These two things, in my mind, are bound by a single question: Where do you look?
Several years ago, for my bachelorette party, I was at a strip club in the Atlanta area for Ladies’ Night. It was also Buy One Table Dance Get One Free night, so my vicious, evil, but well-meaning friends treated me to a couple. Never have I felt more awkward. Never did I feel the need to get drunk so fast.
A fully dressed man appears at our table when we first sit down. Nice guy, attractive, and the conversation was pleasant enough. He leaves the table after our brief chat. A few minutes later and with “Rico Suave” blasting in the background (which gives an approximate idea of the time of this adventure), aforementioned pleasant gentleman is now back at my side gyrating his hips and taking off his shirt. No big deal. I’d been to Chippendales-type clubs before. Nothing too embarrassing. Riiiiiiiiiiiiiiiight. With a flick of the wrist (his,not mine), down come the pants. And the man is not wearing any underwear.
Okay, here’s the thing that guys have to understand. A man goes to a strip club (or, hell, the grocery store) and wants to see boobies, it’s a simple glance downward, mere inches from the woman’s face. Glance back up, quick recovery, simple procedure. No movement of the head is necessary (unless you’re lewd, crude, and obnoxious). When a woman has a naked man in front of her at a strip club (or, hell, the grocery store) and the time comes to look at his…”thing”(she has to look. He’s expecting her to. Why else would his pants be on the floor?), it’s much more complicated. His “thing” (what am I-in the second grade? Jeez.) is at her eye-level, depending on her height while seated and his while standing. To glance without awkwardness is impossible. Head movement is necessary. My method- look quickly, say something stupid, like “cool”, and then make extreme eye-contact for the rest of the dance. I wouldn’t recommend this method; the guy tends to get a little creeped out. Luckily, by the time my second dancer had arrived, my forehead was pressed to the table, too drunk to look up. I tried for a bit, but then he did that little “spinning” trick (think: "propeller") and I got a little motion sick. I held my hand up; time to head home.

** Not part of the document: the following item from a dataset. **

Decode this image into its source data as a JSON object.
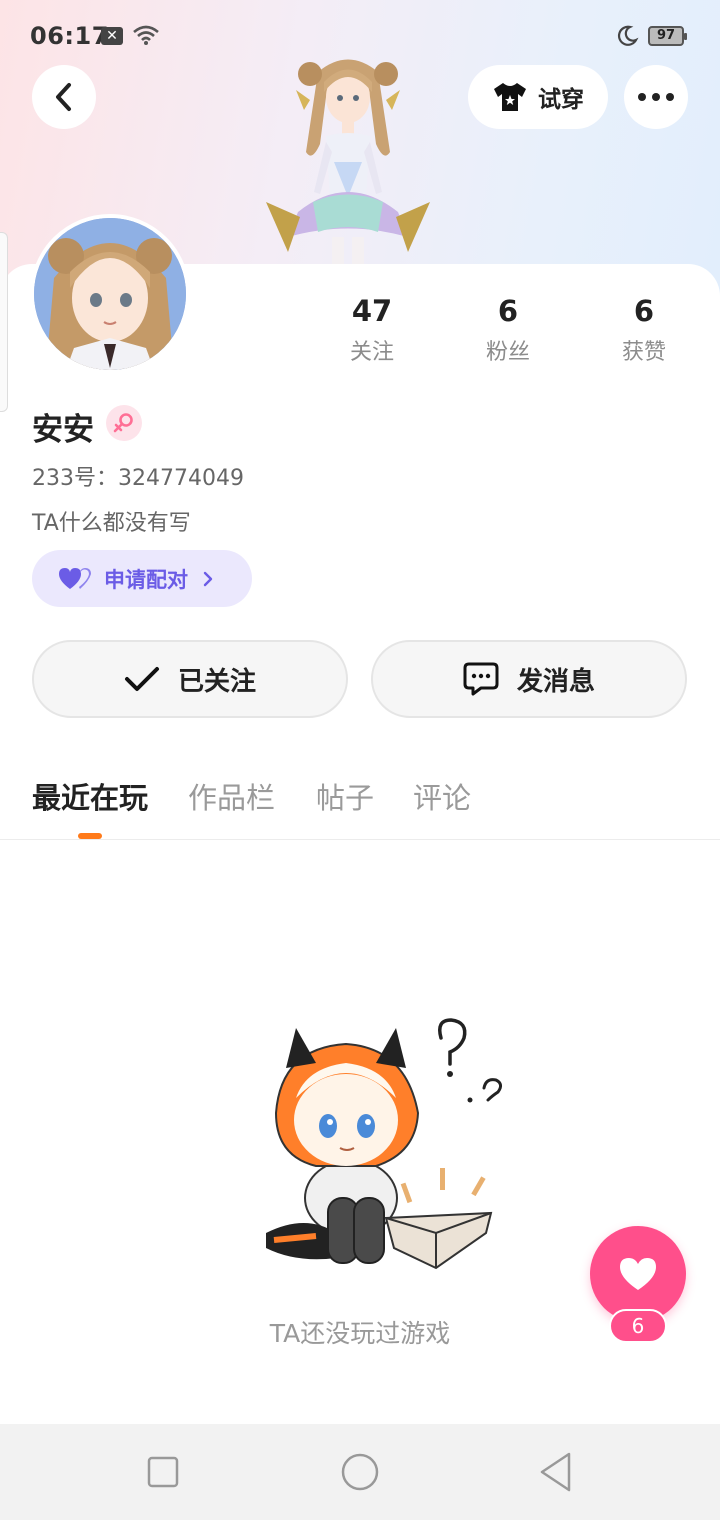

Similar problem with serenaders, but with more clothes. In college a group of friends and I went out for wings one night at a popular restaurant. A really nice guy with a “great personality” who somehow got the idea that I was his date for the evening surprised me by singing a song he had written for me. Now, I think my attention span (or my comfort level) is enough to appreciate a poem-maybe a nice haiku or limerick. But an entire song? Again, awkward to no end. As he began to sing directly to me over the table, looking into my eyes the whole time, I think I did all the appropriate things. I smiled, blushed (it really was a sweet gesture, I’m just an incredible goofball) and tried to maintain eye contact with him. Second verse, a little less comfortable, my eyes began to dart around the room and I became acutely aware that people were watching, gauging my reaction (I am also slightly paranoid). I continued with the smile, but now I was blushing from embarrassment at having so much attention directed toward our table (to make things worse, I had a huge mountain of buffalo wing bones in front of me which I quickly covered up with a napkin). I would occasionally throw in a “that’s so sweet” or “thank you, awwwwwwwwwwwwww.” for good measure. Verse three- I was now trying to keep my lips curled up in a smiling position, but I was losing my strength. My lips were actually shaking, and my cheeks hurt. He continued singing, oblivious to the sweat beading on my forehead. I was a trooper, but when he pulled out the kazoo, I had to put an end to it.
Okay, I made that last part up. There was no kazoo, but there might as well have been. And I might as well have been wearing nothing but my socks, too.